Polar Bear Hunts – Spring and Late Summer
Unmatched Arctic Hunting
Adventure Immersed In Inuit Culture
Pristine Arctic Environment
Polar Bear Spring Hunt
The iconic polar bear is the largest of all land carnivores and is hunted in one of the most extreme environments in the world. Without question, pursuing polar bear in their frozen Arctic habitat has no comparable in the hunting world. Inuit guides have acquired skills and knowledge of hunting, animal behaviour and their environment through traditions passed down by their forefathers. We are the oldest, largest and most reputable outfitter operating in the Canadian Arctic forging close community ties and partnerships with the best guides in the best areas resulting in an unforgettable Arctic hunting adventure deeply rooted in Inuit culture. Contact Us to Book
Polar Bear Late Summer Hunt
A spot and stalk polar bear hunt by boat or side-by-side ATV adds a different twist to the traditional springtime hunts out on the frozen Arctic Ocean. There is a very limited number of tags available for this unique hunt and it must be planned well ahead. Our Inuit guide’s scour and glass the shorelines in search of big bears along well-known island retreats that are used during the Arctic’s ice-free period. This hunt is combinable with Atlantic walrus that are also hunted along the shores of rocky islands with walrus haul outs numbering in the hundreds of animals. Contact Us to Book

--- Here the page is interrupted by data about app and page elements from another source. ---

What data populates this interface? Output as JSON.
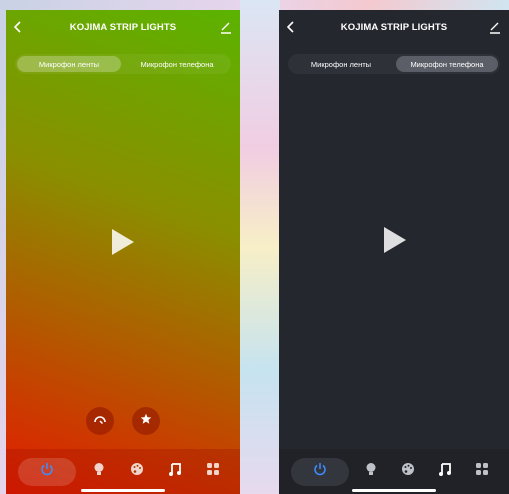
{
  "screens": [
    {
      "title": "KOJIMA STRIP LIGHTS",
      "segments": [
        "Микрофон ленты",
        "Микрофон телефона"
      ],
      "active_segment": 0
    },
    {
      "title": "KOJIMA STRIP LIGHTS",
      "segments": [
        "Микрофон ленты",
        "Микрофон телефона"
      ],
      "active_segment": 1
    }
  ],
  "icons": {
    "back": "back-chevron-icon",
    "edit": "edit-pencil-icon",
    "play": "play-icon",
    "sensitivity": "sensitivity-gauge-icon",
    "favorite": "star-icon",
    "tabs": [
      "power-icon",
      "bulb-icon",
      "palette-icon",
      "music-icon",
      "grid-icon"
    ]
  },
  "colors": {
    "power_active": "#3f8cff",
    "dark_bg": "#25272f"
  }
}
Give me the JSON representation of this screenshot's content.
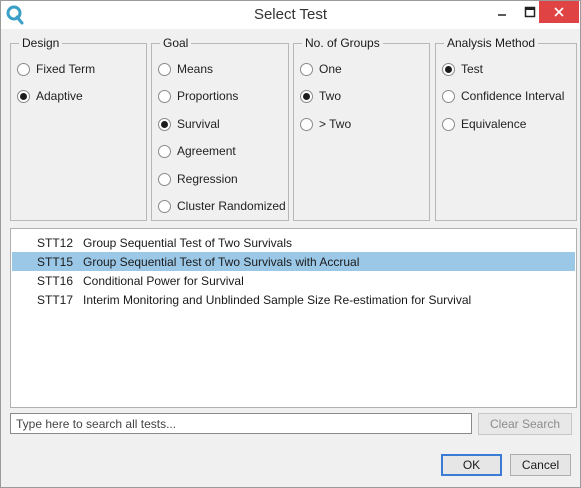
{
  "window": {
    "title": "Select Test"
  },
  "groups": {
    "design": {
      "title": "Design",
      "options": [
        {
          "label": "Fixed Term",
          "selected": false
        },
        {
          "label": "Adaptive",
          "selected": true
        }
      ]
    },
    "goal": {
      "title": "Goal",
      "options": [
        {
          "label": "Means",
          "selected": false
        },
        {
          "label": "Proportions",
          "selected": false
        },
        {
          "label": "Survival",
          "selected": true
        },
        {
          "label": "Agreement",
          "selected": false
        },
        {
          "label": "Regression",
          "selected": false
        },
        {
          "label": "Cluster Randomized",
          "selected": false
        }
      ]
    },
    "groups_count": {
      "title": "No. of Groups",
      "options": [
        {
          "label": "One",
          "selected": false
        },
        {
          "label": "Two",
          "selected": true
        },
        {
          "label": "> Two",
          "selected": false
        }
      ]
    },
    "analysis": {
      "title": "Analysis Method",
      "options": [
        {
          "label": "Test",
          "selected": true
        },
        {
          "label": "Confidence Interval",
          "selected": false
        },
        {
          "label": "Equivalence",
          "selected": false
        }
      ]
    }
  },
  "tests": [
    {
      "code": "STT12",
      "name": "Group Sequential Test of Two Survivals",
      "selected": false
    },
    {
      "code": "STT15",
      "name": "Group Sequential Test of Two Survivals with Accrual",
      "selected": true
    },
    {
      "code": "STT16",
      "name": "Conditional Power for Survival",
      "selected": false
    },
    {
      "code": "STT17",
      "name": "Interim Monitoring and Unblinded Sample Size Re-estimation for Survival",
      "selected": false
    }
  ],
  "search": {
    "placeholder": "Type here to search all tests...",
    "clear_label": "Clear Search"
  },
  "buttons": {
    "ok_label": "OK",
    "cancel_label": "Cancel"
  },
  "colors": {
    "selection": "#9cc8e8",
    "close_button": "#e04343",
    "accent": "#3a7bd5"
  }
}
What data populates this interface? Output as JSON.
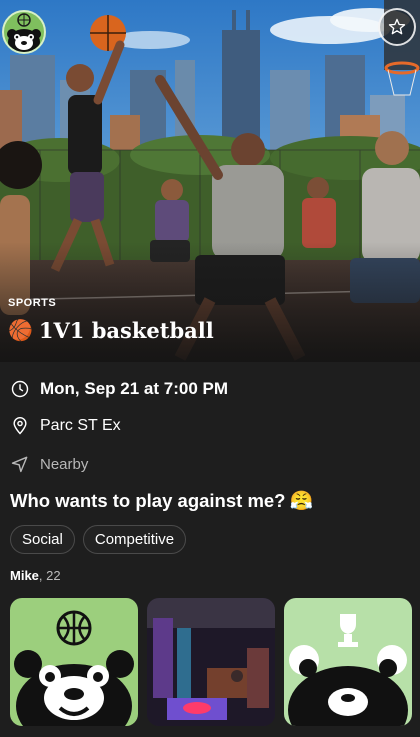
{
  "event": {
    "category": "SPORTS",
    "title_emoji": "🏀",
    "title": "1V1 basketball",
    "datetime": "Mon, Sep 21 at 7:00 PM",
    "location": "Parc ST Ex",
    "distance": "Nearby",
    "question": "Who wants to play against me?",
    "question_emoji": "😤",
    "tags": [
      "Social",
      "Competitive"
    ]
  },
  "host": {
    "name": "Mike",
    "age": ", 22"
  },
  "icons": {
    "avatar": "panda-avatar-icon",
    "favorite": "star-icon",
    "datetime": "clock-icon",
    "location": "map-pin-icon",
    "distance": "navigation-arrow-icon"
  },
  "colors": {
    "background": "#1e1e1e",
    "avatar_bg": "#7fbf5e",
    "photo_green": "#9ccf7d",
    "photo_mint": "#b7e0a8"
  }
}
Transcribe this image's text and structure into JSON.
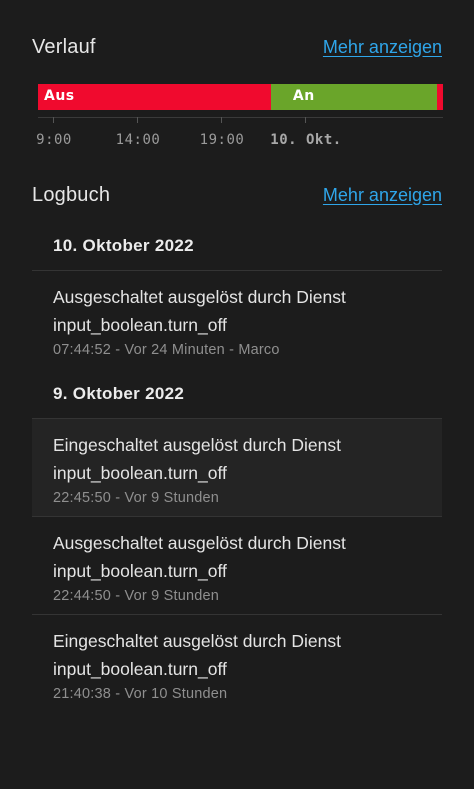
{
  "history": {
    "title": "Verlauf",
    "more_link": "Mehr anzeigen",
    "timeline": {
      "segments": [
        {
          "label": "Aus",
          "state": "off",
          "fraction": 0.575
        },
        {
          "label": "An",
          "state": "on",
          "fraction": 0.41
        },
        {
          "label": "",
          "state": "off",
          "fraction": 0.015
        }
      ],
      "ticks": [
        "9:00",
        "14:00",
        "19:00",
        "10. Okt."
      ],
      "colors": {
        "off": "#f00a2e",
        "on": "#6aa52a"
      }
    }
  },
  "logbook": {
    "title": "Logbuch",
    "more_link": "Mehr anzeigen",
    "days": [
      {
        "date": "10. Oktober 2022",
        "entries": [
          {
            "line1": "Ausgeschaltet ausgelöst durch Dienst",
            "line2": "input_boolean.turn_off",
            "meta": "07:44:52 - Vor 24 Minuten - Marco"
          }
        ]
      },
      {
        "date": "9. Oktober 2022",
        "entries": [
          {
            "line1": "Eingeschaltet ausgelöst durch Dienst",
            "line2": "input_boolean.turn_off",
            "meta": "22:45:50 - Vor 9 Stunden"
          },
          {
            "line1": "Ausgeschaltet ausgelöst durch Dienst",
            "line2": "input_boolean.turn_off",
            "meta": "22:44:50 - Vor 9 Stunden"
          },
          {
            "line1": "Eingeschaltet ausgelöst durch Dienst",
            "line2": "input_boolean.turn_off",
            "meta": "21:40:38 - Vor 10 Stunden"
          }
        ]
      }
    ]
  }
}
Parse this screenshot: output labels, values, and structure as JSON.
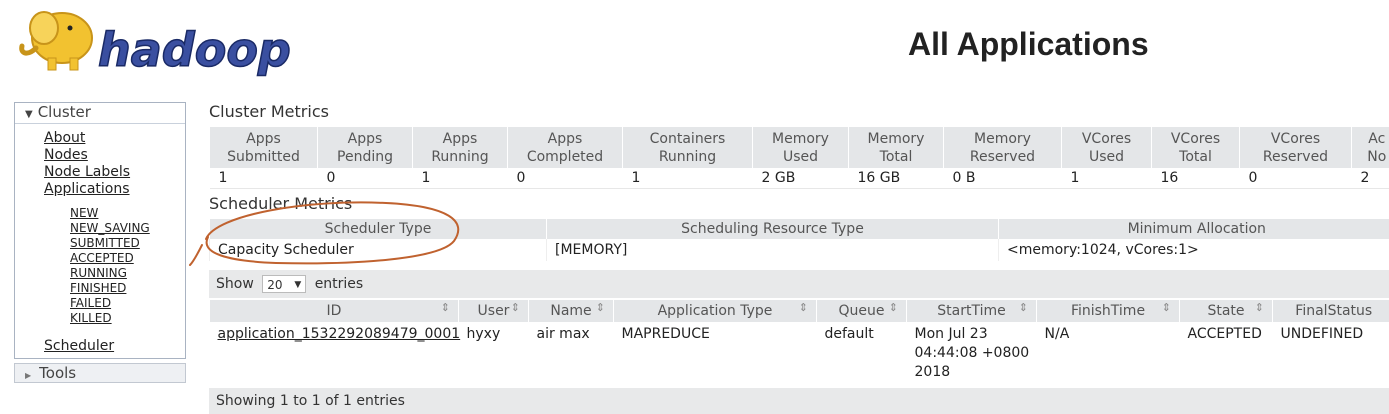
{
  "header": {
    "logo_text": "hadoop",
    "title": "All Applications"
  },
  "sidebar": {
    "cluster_label": "Cluster",
    "links": [
      "About",
      "Nodes",
      "Node Labels",
      "Applications"
    ],
    "app_states": [
      "NEW",
      "NEW_SAVING",
      "SUBMITTED",
      "ACCEPTED",
      "RUNNING",
      "FINISHED",
      "FAILED",
      "KILLED"
    ],
    "scheduler_label": "Scheduler",
    "tools_label": "Tools"
  },
  "cluster_metrics": {
    "title": "Cluster Metrics",
    "headers": [
      [
        "Apps",
        "Submitted"
      ],
      [
        "Apps",
        "Pending"
      ],
      [
        "Apps",
        "Running"
      ],
      [
        "Apps",
        "Completed"
      ],
      [
        "Containers",
        "Running"
      ],
      [
        "Memory",
        "Used"
      ],
      [
        "Memory",
        "Total"
      ],
      [
        "Memory",
        "Reserved"
      ],
      [
        "VCores",
        "Used"
      ],
      [
        "VCores",
        "Total"
      ],
      [
        "VCores",
        "Reserved"
      ],
      [
        "Ac",
        "No"
      ]
    ],
    "values": [
      "1",
      "0",
      "1",
      "0",
      "1",
      "2 GB",
      "16 GB",
      "0 B",
      "1",
      "16",
      "0",
      "2"
    ]
  },
  "scheduler_metrics": {
    "title": "Scheduler Metrics",
    "headers": [
      "Scheduler Type",
      "Scheduling Resource Type",
      "Minimum Allocation"
    ],
    "values": [
      "Capacity Scheduler",
      "[MEMORY]",
      "<memory:1024, vCores:1>"
    ]
  },
  "entries_control": {
    "show_label": "Show",
    "page_size": "20",
    "entries_label": "entries"
  },
  "applications_table": {
    "headers": [
      "ID",
      "User",
      "Name",
      "Application Type",
      "Queue",
      "StartTime",
      "FinishTime",
      "State",
      "FinalStatus"
    ],
    "rows": [
      {
        "id": "application_1532292089479_0001",
        "user": "hyxy",
        "name": "air max",
        "type": "MAPREDUCE",
        "queue": "default",
        "start_line1": "Mon Jul 23",
        "start_line2": "04:44:08 +0800",
        "start_line3": "2018",
        "finish": "N/A",
        "state": "ACCEPTED",
        "final_status": "UNDEFINED"
      }
    ]
  },
  "footer": {
    "showing": "Showing 1 to 1 of 1 entries"
  },
  "colors": {
    "header_bg": "#e4e6e8",
    "annotation": "#c0622f",
    "logo_fill": "#3a4fa0",
    "elephant": "#f2c230"
  }
}
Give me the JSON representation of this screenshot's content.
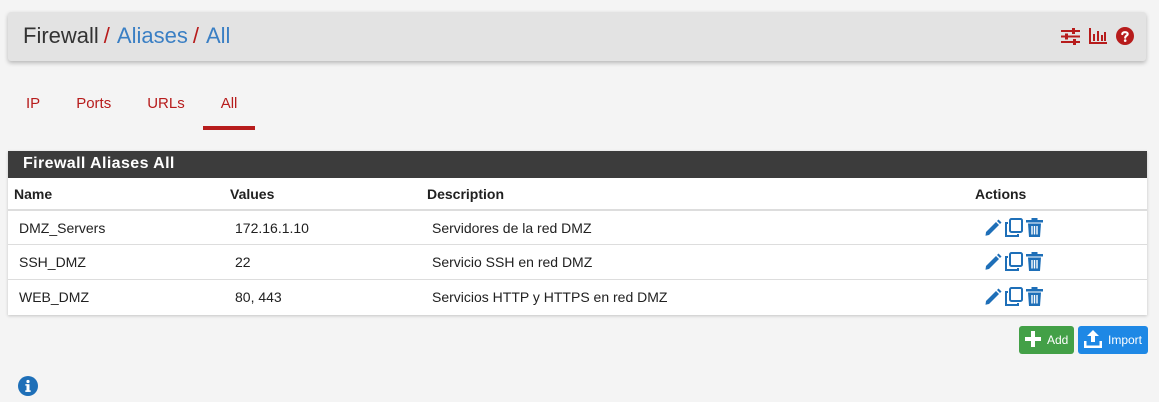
{
  "breadcrumb": {
    "root": "Firewall",
    "sep": "/",
    "section": "Aliases",
    "current": "All"
  },
  "header_icons": [
    "sliders-icon",
    "chart-icon",
    "help-icon"
  ],
  "tabs": [
    {
      "label": "IP",
      "active": false
    },
    {
      "label": "Ports",
      "active": false
    },
    {
      "label": "URLs",
      "active": false
    },
    {
      "label": "All",
      "active": true
    }
  ],
  "panel": {
    "title": "Firewall Aliases All",
    "columns": {
      "name": "Name",
      "values": "Values",
      "description": "Description",
      "actions": "Actions"
    },
    "rows": [
      {
        "name": "DMZ_Servers",
        "values": "172.16.1.10",
        "description": "Servidores de la red DMZ"
      },
      {
        "name": "SSH_DMZ",
        "values": "22",
        "description": "Servicio SSH en red DMZ"
      },
      {
        "name": "WEB_DMZ",
        "values": "80, 443",
        "description": "Servicios HTTP y HTTPS en red DMZ"
      }
    ]
  },
  "buttons": {
    "add": "Add",
    "import": "Import"
  },
  "colors": {
    "accent_red": "#b71c1c",
    "link_blue": "#3a7fc4",
    "add_green": "#43a047",
    "import_blue": "#1e88e5",
    "heading_dark": "#3c3c3c"
  }
}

Partnering with the Inuit
Hunting polar bear in the Arctic is a privilege that so few outdoorsman will ever have the chance of experiencing. All of our guides and guide helpers are Inuit and posses government certification on safety standards used when out on the land.
The Inuit are the only people in Canada who can legally harvest a polar bear based on cultural and subsistence purposes and is done through strictly enforced regulations and highly monitored tag allocations. A sustainable harvest quota system set by Canadian scientists and local Inuit Wildlife Management Boards are based on the principles of conservation and aboriginal subsistence hunting, and are not market-driven. Measures are in place to allow a limited number of polar bear tags from the overall annual harvest quota to be allocated for non-Aboriginal hunters thereby not affecting the management objectives and conservation of the species.
All the meat derived from a sport hunted polar bear goes directly to the Inuit guide and his family or the community food bank.Inuit Culture
The Truth about Arctic Polar Bears
In August of 2015 the IUCN Red List states that the world population estimate of Polar Bears is currently established at 26,000 animals. Two thirds of the world’s polar bears live in Canada’s Arctic. At the CITES meeting of the Animals Committee held in Tel Aviv from August 30 to September 03, 2015, the working group concluded that it would not recommend a vote to move polar bears from Appendix II, where they are now, to Appendix I, at the next general CITES meeting in 2016.
On 7 September 2015, CITES press release:
“The Committee’s Review of Significant Trade concluded that the current level of trade in polar bears, amongst others, is not detrimental to the survival of the species in the wild.”
Canada is a proven world leader in the management, research, monitoring and conservation of polar bears. Since 1975, the polar bear population has actually increased in Canada. Polar bears are long lived wide ranging carnivores with seals as their primary food source.